Knowing who your real SEO competitors are is surprisingly difficult. It’s not only your business rivals you need to think about but also your search competitors – and you might be surprised by some of the results.
To solve this problem, we built an advanced competitor tracking system into Apollo Insights, our own prescriptive marketing platform.
Apollo collects data on all of your main search rivals, their performance over time and detects any new competitors who crop up. This allows us to constantly be in the know regarding who your direct search rivals are and where your next opportunity is coming from.
We still like to know who you consider to be your main competitors, before we start putting your strategy together. But you can rest assured in knowing that we’ve got you covered when it comes to identifying your search rivals.
Knowing who your competitors are is only part of the story, though. Next up is competitor analysis to see where you stack up against your rivals and put together a strategy to strengthen your position.
5. Setting your SEO budget
Setting an SEO budget might sound straightforward, but there’s quite a lot to consider. If you’ve worked with SEO agencies before, you’ll probably know some of the things you have to weigh up.
As with any kind of marketing budget, it’s not how much you spend that’s most important; it’s what you make back from it. There’s nothing wrong with spending more to make more.
With this in mind, the first thing you need to consider is your SEO objectives we talked about earlier. Increasing sales should generate a higher ROI than increasing traffic, for example. Chances are, you would want to come up with two different budgets for each objective.
You also need to consider where your SEO budget ends and the rest of your marketing budget begins. Content marketing and search optimisation are difficult to separate these days and everything you publish gets promoted on social media – most of which requires paid ads.
6. Your SEO history
The final thing your SEO brief should include is your full search marketing history. Above all, if you’ve ever had any search penalties or warnings from Google, we need to know about them.
Likewise, if you’ve worked with another agency in the past, everything they did should to be considered when devising your next strategy. Most of this information can be revealed via SEO audits but the more info you can provide upfront, the better.
There are also things no SEO audit will tell us. Like why you stopped working with previous agencies and what you expect to be different with the next one.
Even if you’ve never actively applied search marketing to your site, it’s been building up an SEO history since the day it was launched. If you happened to have bought an existing domain name, rather than creating an original one, this will come with an SEO history that predates your brand – so make this clear on your SEO brief.

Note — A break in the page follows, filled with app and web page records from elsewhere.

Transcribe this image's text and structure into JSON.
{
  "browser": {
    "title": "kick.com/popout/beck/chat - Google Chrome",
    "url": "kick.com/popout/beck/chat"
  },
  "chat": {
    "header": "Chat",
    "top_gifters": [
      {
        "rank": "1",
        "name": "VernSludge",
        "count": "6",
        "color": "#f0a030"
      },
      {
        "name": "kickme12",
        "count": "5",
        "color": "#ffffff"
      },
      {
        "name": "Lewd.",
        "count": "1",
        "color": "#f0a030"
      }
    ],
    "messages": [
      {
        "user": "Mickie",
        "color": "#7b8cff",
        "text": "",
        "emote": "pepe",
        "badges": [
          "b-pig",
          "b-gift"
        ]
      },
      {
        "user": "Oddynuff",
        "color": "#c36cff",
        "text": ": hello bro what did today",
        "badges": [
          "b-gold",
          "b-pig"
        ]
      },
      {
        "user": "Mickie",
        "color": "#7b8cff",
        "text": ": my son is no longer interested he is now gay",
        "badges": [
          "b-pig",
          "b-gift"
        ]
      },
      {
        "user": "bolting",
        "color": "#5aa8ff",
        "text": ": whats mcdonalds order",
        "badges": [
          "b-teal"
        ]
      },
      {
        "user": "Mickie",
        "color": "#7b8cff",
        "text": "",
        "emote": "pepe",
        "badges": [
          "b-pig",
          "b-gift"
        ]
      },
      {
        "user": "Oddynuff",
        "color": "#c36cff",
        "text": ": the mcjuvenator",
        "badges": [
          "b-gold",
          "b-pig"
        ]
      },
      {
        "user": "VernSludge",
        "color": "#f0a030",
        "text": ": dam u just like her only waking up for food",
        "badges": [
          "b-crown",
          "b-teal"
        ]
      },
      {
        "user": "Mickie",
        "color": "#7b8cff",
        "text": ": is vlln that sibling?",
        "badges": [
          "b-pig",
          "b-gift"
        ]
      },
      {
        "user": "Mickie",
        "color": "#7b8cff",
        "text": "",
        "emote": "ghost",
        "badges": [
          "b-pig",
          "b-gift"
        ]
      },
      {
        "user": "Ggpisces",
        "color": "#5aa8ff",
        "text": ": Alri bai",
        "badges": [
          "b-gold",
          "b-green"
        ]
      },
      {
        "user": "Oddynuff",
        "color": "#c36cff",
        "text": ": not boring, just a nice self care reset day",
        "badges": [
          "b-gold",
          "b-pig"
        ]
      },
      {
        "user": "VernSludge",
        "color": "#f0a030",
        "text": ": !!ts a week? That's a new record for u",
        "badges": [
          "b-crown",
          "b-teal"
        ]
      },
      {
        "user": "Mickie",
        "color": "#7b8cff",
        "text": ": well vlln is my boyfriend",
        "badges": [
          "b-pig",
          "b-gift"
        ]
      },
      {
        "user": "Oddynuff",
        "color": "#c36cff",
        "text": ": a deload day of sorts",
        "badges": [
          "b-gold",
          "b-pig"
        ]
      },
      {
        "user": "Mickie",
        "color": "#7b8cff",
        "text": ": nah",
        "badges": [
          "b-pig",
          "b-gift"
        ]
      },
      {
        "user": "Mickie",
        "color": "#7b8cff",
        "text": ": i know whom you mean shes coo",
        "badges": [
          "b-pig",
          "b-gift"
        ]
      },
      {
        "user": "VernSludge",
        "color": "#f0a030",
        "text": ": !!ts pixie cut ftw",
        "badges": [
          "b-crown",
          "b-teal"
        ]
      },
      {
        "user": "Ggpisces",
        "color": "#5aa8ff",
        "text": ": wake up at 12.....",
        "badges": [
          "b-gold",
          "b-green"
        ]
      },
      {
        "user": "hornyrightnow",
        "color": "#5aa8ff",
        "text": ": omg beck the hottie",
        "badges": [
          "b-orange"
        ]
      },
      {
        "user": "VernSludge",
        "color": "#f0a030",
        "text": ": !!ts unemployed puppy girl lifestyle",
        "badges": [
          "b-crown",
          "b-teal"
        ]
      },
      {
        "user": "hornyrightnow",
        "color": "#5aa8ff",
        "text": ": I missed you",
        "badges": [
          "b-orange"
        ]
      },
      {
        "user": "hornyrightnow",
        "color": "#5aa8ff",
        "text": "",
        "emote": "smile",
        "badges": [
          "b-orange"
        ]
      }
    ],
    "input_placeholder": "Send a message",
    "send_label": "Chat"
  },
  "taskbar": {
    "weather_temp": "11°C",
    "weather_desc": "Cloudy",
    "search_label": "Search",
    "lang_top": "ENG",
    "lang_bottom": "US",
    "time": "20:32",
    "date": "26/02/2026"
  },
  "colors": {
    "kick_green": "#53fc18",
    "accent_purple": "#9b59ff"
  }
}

The key to any good SEO brief is the information you provide your agency. Generally speaking, more detail is better – but this is only true when the info you’re providing is relevant and accurate. You’re not on your own when it comes to writing an SEO brief, though. Any decent agency will be happy to help you pinpoint the info they need.
Speaking of which, feel free to get in touch with our team on 023 9283 0281 or reach out to us on social if you have any questions about SEO briefs and the points we’ve touched on today.